Data records:
◆ ◆ ◆

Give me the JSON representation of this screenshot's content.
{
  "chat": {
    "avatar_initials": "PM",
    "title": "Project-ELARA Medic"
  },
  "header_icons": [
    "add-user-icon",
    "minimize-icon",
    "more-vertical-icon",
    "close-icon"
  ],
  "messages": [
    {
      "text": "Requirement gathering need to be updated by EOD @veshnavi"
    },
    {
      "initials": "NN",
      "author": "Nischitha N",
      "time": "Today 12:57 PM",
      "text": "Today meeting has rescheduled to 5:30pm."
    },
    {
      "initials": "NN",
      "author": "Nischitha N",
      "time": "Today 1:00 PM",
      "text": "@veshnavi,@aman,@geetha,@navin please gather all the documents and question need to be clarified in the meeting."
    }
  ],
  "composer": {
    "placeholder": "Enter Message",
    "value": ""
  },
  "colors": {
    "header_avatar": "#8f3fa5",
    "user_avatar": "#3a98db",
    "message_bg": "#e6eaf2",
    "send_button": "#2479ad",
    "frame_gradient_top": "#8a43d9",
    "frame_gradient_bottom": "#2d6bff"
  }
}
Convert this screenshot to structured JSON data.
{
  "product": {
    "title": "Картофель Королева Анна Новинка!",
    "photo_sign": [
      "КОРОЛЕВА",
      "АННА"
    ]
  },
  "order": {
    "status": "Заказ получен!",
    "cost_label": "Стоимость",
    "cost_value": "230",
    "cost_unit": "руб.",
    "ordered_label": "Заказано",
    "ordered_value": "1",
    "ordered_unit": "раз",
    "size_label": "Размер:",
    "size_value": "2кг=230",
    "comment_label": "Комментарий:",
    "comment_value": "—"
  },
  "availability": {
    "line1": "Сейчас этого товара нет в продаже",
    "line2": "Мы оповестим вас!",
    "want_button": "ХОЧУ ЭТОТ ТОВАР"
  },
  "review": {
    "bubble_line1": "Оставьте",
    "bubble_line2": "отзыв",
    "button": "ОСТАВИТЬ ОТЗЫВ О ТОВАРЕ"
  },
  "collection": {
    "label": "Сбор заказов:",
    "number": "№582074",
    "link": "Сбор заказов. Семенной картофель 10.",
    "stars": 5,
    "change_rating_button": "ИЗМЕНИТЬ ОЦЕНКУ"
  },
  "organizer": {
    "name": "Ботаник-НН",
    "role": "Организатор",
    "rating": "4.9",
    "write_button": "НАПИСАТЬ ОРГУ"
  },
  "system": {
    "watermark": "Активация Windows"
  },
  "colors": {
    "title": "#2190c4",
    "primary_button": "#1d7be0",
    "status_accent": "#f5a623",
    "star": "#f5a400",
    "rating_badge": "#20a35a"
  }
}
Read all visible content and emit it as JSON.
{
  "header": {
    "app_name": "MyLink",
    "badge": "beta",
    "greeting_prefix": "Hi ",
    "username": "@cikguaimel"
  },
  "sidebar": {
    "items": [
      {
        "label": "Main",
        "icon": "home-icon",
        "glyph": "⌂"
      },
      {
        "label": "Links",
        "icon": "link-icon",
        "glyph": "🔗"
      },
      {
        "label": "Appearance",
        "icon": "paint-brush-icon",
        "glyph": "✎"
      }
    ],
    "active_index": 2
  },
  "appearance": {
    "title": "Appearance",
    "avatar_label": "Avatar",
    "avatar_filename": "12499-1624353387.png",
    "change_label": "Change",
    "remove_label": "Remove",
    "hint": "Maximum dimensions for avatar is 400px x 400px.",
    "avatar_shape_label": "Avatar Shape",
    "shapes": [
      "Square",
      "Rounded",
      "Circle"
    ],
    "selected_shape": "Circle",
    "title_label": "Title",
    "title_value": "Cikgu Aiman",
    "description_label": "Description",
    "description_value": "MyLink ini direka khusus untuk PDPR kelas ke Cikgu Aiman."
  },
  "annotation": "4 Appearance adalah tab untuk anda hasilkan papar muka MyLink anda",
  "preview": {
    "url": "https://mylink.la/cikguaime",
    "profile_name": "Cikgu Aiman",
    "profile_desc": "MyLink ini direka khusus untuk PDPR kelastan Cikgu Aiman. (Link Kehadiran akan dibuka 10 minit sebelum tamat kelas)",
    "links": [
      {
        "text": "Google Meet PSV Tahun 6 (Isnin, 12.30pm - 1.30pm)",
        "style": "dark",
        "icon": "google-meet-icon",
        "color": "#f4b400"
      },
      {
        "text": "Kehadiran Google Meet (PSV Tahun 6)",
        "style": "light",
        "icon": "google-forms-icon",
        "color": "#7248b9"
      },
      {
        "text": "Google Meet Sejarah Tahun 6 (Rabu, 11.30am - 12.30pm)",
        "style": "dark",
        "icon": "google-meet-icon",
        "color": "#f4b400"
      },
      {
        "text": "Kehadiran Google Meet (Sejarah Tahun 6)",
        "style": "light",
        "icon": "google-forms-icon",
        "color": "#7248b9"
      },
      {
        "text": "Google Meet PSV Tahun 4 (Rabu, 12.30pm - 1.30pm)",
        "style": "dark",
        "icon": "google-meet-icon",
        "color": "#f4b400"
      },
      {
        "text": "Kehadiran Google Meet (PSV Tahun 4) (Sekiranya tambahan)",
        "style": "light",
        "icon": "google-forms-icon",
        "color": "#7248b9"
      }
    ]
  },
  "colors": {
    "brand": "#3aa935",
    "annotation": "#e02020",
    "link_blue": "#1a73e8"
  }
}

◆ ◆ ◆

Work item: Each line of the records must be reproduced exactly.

Answer section:
Give me the JSON representation of this screenshot's content.
{
  "chat": {
    "avatar_initials": "PM",
    "title": "Project-ELARA Medic"
  },
  "header_icons": [
    "add-user-icon",
    "minimize-icon",
    "more-vertical-icon",
    "close-icon"
  ],
  "messages": [
    {
      "text": "Requirement gathering need to be updated by EOD @veshnavi"
    },
    {
      "initials": "NN",
      "author": "Nischitha N",
      "time": "Today 12:57 PM",
      "text": "Today meeting has rescheduled to 5:30pm."
    },
    {
      "initials": "NN",
      "author": "Nischitha N",
      "time": "Today 1:00 PM",
      "text": "@veshnavi,@aman,@geetha,@navin please gather all the documents and question need to be clarified in the meeting."
    }
  ],
  "composer": {
    "placeholder": "Enter Message",
    "value": ""
  },
  "colors": {
    "header_avatar": "#8f3fa5",
    "user_avatar": "#3a98db",
    "message_bg": "#e6eaf2",
    "send_button": "#2479ad",
    "frame_gradient_top": "#8a43d9",
    "frame_gradient_bottom": "#2d6bff"
  }
}
Convert this screenshot to structured JSON data.
{
  "product": {
    "title": "Картофель Королева Анна Новинка!",
    "photo_sign": [
      "КОРОЛЕВА",
      "АННА"
    ]
  },
  "order": {
    "status": "Заказ получен!",
    "cost_label": "Стоимость",
    "cost_value": "230",
    "cost_unit": "руб.",
    "ordered_label": "Заказано",
    "ordered_value": "1",
    "ordered_unit": "раз",
    "size_label": "Размер:",
    "size_value": "2кг=230",
    "comment_label": "Комментарий:",
    "comment_value": "—"
  },
  "availability": {
    "line1": "Сейчас этого товара нет в продаже",
    "line2": "Мы оповестим вас!",
    "want_button": "ХОЧУ ЭТОТ ТОВАР"
  },
  "review": {
    "bubble_line1": "Оставьте",
    "bubble_line2": "отзыв",
    "button": "ОСТАВИТЬ ОТЗЫВ О ТОВАРЕ"
  },
  "collection": {
    "label": "Сбор заказов:",
    "number": "№582074",
    "link": "Сбор заказов. Семенной картофель 10.",
    "stars": 5,
    "change_rating_button": "ИЗМЕНИТЬ ОЦЕНКУ"
  },
  "organizer": {
    "name": "Ботаник-НН",
    "role": "Организатор",
    "rating": "4.9",
    "write_button": "НАПИСАТЬ ОРГУ"
  },
  "system": {
    "watermark": "Активация Windows"
  },
  "colors": {
    "title": "#2190c4",
    "primary_button": "#1d7be0",
    "status_accent": "#f5a623",
    "star": "#f5a400",
    "rating_badge": "#20a35a"
  }
}
Read all visible content and emit it as JSON.
{
  "header": {
    "app_name": "MyLink",
    "badge": "beta",
    "greeting_prefix": "Hi ",
    "username": "@cikguaimel"
  },
  "sidebar": {
    "items": [
      {
        "label": "Main",
        "icon": "home-icon",
        "glyph": "⌂"
      },
      {
        "label": "Links",
        "icon": "link-icon",
        "glyph": "🔗"
      },
      {
        "label": "Appearance",
        "icon": "paint-brush-icon",
        "glyph": "✎"
      }
    ],
    "active_index": 2
  },
  "appearance": {
    "title": "Appearance",
    "avatar_label": "Avatar",
    "avatar_filename": "12499-1624353387.png",
    "change_label": "Change",
    "remove_label": "Remove",
    "hint": "Maximum dimensions for avatar is 400px x 400px.",
    "avatar_shape_label": "Avatar Shape",
    "shapes": [
      "Square",
      "Rounded",
      "Circle"
    ],
    "selected_shape": "Circle",
    "title_label": "Title",
    "title_value": "Cikgu Aiman",
    "description_label": "Description",
    "description_value": "MyLink ini direka khusus untuk PDPR kelas ke Cikgu Aiman."
  },
  "annotation": "4 Appearance adalah tab untuk anda hasilkan papar muka MyLink anda",
  "preview": {
    "url": "https://mylink.la/cikguaime",
    "profile_name": "Cikgu Aiman",
    "profile_desc": "MyLink ini direka khusus untuk PDPR kelastan Cikgu Aiman. (Link Kehadiran akan dibuka 10 minit sebelum tamat kelas)",
    "links": [
      {
        "text": "Google Meet PSV Tahun 6 (Isnin, 12.30pm - 1.30pm)",
        "style": "dark",
        "icon": "google-meet-icon",
        "color": "#f4b400"
      },
      {
        "text": "Kehadiran Google Meet (PSV Tahun 6)",
        "style": "light",
        "icon": "google-forms-icon",
        "color": "#7248b9"
      },
      {
        "text": "Google Meet Sejarah Tahun 6 (Rabu, 11.30am - 12.30pm)",
        "style": "dark",
        "icon": "google-meet-icon",
        "color": "#f4b400"
      },
      {
        "text": "Kehadiran Google Meet (Sejarah Tahun 6)",
        "style": "light",
        "icon": "google-forms-icon",
        "color": "#7248b9"
      },
      {
        "text": "Google Meet PSV Tahun 4 (Rabu, 12.30pm - 1.30pm)",
        "style": "dark",
        "icon": "google-meet-icon",
        "color": "#f4b400"
      },
      {
        "text": "Kehadiran Google Meet (PSV Tahun 4) (Sekiranya tambahan)",
        "style": "light",
        "icon": "google-forms-icon",
        "color": "#7248b9"
      }
    ]
  },
  "colors": {
    "brand": "#3aa935",
    "annotation": "#e02020",
    "link_blue": "#1a73e8"
  }
}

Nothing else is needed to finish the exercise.